[[ THE DATA, beginning ]]

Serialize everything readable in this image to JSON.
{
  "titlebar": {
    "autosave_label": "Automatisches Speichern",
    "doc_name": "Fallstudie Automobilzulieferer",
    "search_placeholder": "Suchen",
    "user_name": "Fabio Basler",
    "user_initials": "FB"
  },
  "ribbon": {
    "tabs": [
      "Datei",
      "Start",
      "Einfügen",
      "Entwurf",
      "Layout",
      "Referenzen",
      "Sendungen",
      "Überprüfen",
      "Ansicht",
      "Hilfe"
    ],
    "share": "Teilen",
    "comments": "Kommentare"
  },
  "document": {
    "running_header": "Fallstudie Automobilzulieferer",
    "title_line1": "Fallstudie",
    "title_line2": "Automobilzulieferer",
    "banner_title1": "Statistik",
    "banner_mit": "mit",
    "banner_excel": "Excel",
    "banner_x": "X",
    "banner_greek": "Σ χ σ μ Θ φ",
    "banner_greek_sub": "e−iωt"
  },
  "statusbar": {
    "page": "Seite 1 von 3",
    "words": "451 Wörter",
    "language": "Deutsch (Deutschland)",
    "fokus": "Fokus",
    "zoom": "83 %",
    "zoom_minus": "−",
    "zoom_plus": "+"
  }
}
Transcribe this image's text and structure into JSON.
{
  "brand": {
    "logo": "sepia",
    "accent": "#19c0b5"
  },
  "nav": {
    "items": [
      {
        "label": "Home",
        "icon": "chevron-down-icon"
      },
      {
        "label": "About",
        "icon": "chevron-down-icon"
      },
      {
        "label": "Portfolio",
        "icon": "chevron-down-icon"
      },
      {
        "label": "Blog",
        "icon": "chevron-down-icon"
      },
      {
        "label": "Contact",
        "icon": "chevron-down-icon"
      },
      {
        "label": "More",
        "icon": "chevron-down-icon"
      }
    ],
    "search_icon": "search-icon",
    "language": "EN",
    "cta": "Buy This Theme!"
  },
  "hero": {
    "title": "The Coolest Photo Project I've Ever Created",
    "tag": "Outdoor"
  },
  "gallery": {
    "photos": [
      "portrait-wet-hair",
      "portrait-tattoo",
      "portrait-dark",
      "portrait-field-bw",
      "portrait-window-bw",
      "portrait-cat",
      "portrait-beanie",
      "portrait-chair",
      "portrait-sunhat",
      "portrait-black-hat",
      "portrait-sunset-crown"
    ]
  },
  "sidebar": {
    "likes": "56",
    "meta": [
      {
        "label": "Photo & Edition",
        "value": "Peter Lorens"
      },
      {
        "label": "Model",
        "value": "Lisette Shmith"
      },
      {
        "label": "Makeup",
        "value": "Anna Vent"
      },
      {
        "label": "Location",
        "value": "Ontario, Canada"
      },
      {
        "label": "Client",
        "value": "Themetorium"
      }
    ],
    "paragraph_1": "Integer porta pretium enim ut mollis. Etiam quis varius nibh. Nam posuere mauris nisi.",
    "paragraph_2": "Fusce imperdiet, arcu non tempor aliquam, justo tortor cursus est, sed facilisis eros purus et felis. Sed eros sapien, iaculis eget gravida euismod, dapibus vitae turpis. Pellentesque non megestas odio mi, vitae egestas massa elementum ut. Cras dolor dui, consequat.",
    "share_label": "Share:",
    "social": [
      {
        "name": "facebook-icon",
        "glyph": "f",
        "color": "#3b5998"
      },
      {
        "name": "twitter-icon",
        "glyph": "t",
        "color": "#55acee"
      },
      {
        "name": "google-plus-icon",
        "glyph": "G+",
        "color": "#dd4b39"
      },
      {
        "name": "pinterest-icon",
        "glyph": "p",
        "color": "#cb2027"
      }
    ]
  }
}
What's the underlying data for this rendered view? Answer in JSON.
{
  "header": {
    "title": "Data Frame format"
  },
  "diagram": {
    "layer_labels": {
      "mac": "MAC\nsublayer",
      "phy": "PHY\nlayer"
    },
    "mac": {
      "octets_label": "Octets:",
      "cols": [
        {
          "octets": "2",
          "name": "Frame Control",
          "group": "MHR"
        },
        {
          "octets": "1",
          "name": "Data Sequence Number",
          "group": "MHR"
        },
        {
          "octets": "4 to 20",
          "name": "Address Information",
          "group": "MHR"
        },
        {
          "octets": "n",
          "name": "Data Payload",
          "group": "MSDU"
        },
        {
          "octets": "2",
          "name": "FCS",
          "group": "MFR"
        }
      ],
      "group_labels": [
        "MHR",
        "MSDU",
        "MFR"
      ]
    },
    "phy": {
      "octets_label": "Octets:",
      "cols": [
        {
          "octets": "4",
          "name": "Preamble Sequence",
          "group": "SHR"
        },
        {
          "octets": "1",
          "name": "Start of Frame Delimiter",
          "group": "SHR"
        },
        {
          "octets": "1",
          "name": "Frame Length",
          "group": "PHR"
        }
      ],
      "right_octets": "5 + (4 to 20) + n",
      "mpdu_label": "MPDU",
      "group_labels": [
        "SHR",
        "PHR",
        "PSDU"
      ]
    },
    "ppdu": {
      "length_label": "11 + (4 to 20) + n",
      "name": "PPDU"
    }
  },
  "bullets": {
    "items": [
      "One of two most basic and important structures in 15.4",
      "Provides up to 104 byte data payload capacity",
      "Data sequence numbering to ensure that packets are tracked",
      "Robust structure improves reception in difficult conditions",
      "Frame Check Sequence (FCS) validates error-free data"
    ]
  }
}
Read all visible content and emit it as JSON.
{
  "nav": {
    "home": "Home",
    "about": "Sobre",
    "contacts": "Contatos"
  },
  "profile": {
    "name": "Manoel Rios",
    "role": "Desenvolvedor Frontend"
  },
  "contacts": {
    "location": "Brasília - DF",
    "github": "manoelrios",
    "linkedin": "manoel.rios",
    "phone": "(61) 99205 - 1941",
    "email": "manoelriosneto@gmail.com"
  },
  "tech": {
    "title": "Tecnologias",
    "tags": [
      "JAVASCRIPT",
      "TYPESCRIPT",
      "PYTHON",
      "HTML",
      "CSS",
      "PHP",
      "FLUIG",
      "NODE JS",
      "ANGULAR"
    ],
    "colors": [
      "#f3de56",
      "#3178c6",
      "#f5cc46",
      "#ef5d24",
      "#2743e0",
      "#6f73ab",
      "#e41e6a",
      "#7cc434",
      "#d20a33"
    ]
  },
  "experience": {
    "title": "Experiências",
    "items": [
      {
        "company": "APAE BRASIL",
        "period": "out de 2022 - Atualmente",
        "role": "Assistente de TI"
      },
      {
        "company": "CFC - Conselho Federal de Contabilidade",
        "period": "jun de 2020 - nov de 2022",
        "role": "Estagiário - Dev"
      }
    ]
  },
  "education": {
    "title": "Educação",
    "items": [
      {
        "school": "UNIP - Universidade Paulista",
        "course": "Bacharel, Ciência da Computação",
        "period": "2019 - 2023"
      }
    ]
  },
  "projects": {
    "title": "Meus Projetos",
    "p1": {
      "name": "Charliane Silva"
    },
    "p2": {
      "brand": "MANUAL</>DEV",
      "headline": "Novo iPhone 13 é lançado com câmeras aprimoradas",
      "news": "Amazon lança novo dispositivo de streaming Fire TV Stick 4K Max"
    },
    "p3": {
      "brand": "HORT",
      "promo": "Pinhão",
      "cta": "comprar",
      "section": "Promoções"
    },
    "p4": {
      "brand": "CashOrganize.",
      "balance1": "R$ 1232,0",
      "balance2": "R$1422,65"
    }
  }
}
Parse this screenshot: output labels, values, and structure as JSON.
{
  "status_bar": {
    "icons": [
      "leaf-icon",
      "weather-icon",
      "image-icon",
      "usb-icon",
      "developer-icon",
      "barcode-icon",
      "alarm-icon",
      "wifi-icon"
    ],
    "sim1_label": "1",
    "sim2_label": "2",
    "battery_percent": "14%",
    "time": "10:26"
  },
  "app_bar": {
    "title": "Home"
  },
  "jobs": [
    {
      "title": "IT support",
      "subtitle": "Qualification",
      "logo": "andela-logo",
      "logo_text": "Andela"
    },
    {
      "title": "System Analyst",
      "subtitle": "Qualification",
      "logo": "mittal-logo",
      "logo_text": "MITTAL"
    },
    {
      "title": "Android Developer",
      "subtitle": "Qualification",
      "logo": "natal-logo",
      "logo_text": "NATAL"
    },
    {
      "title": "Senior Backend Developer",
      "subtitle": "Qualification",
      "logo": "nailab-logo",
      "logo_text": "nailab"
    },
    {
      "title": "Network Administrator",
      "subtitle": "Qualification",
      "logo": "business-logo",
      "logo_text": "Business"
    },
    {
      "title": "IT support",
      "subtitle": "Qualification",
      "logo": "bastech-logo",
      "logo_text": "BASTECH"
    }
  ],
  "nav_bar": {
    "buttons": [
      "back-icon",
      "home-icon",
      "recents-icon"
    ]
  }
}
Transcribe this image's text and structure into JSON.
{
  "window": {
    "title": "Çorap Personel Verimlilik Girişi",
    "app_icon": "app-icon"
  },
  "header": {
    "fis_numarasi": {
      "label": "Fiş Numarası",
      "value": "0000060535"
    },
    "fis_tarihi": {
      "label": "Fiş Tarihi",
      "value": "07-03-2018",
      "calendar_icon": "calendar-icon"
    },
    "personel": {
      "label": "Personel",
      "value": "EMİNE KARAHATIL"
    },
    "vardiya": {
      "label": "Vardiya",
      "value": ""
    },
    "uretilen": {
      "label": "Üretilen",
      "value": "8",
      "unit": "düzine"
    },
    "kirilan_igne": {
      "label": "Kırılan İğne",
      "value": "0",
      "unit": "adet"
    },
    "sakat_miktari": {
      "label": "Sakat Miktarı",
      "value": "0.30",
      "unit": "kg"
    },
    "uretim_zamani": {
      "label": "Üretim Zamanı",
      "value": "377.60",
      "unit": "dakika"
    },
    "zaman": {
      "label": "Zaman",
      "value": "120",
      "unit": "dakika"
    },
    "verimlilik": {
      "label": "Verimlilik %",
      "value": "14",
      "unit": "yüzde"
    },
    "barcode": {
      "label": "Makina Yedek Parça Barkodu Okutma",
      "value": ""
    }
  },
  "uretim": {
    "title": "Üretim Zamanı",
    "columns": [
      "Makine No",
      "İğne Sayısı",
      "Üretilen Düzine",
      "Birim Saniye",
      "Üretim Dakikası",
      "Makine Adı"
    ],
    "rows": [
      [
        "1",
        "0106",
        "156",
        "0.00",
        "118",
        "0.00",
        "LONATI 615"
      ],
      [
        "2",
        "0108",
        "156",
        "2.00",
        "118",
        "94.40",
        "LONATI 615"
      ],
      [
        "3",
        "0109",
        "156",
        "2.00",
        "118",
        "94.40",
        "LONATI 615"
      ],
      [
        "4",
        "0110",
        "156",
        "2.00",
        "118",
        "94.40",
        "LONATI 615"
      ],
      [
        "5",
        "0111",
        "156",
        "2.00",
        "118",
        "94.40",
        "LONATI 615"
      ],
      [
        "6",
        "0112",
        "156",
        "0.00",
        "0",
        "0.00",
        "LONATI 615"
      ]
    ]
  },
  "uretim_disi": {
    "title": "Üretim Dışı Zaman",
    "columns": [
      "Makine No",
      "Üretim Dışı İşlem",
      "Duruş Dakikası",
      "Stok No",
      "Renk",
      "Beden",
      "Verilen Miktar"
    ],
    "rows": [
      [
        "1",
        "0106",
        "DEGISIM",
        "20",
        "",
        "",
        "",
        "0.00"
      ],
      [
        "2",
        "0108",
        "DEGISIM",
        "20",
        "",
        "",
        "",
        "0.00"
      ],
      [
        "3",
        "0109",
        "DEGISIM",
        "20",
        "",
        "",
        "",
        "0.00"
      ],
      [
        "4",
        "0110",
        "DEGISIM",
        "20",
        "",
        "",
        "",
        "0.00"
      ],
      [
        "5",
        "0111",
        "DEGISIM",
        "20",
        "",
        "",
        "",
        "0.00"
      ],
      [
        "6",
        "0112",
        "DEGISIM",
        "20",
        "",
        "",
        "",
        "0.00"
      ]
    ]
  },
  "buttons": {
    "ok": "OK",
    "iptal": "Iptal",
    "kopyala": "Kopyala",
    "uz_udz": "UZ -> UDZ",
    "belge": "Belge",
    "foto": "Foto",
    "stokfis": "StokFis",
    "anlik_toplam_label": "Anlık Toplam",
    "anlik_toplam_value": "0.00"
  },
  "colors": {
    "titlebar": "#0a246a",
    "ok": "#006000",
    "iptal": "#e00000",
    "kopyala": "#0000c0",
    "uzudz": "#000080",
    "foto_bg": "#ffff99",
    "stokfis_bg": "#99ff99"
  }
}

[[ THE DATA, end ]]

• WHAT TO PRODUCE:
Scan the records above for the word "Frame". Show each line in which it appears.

• SOLUTION BELOW:
    "title": "Data Frame format"
          "name": "Frame Control",
          "name": "Start of Frame Delimiter",
          "name": "Frame Length",
      "Frame Check Sequence (FCS) validates error-free data"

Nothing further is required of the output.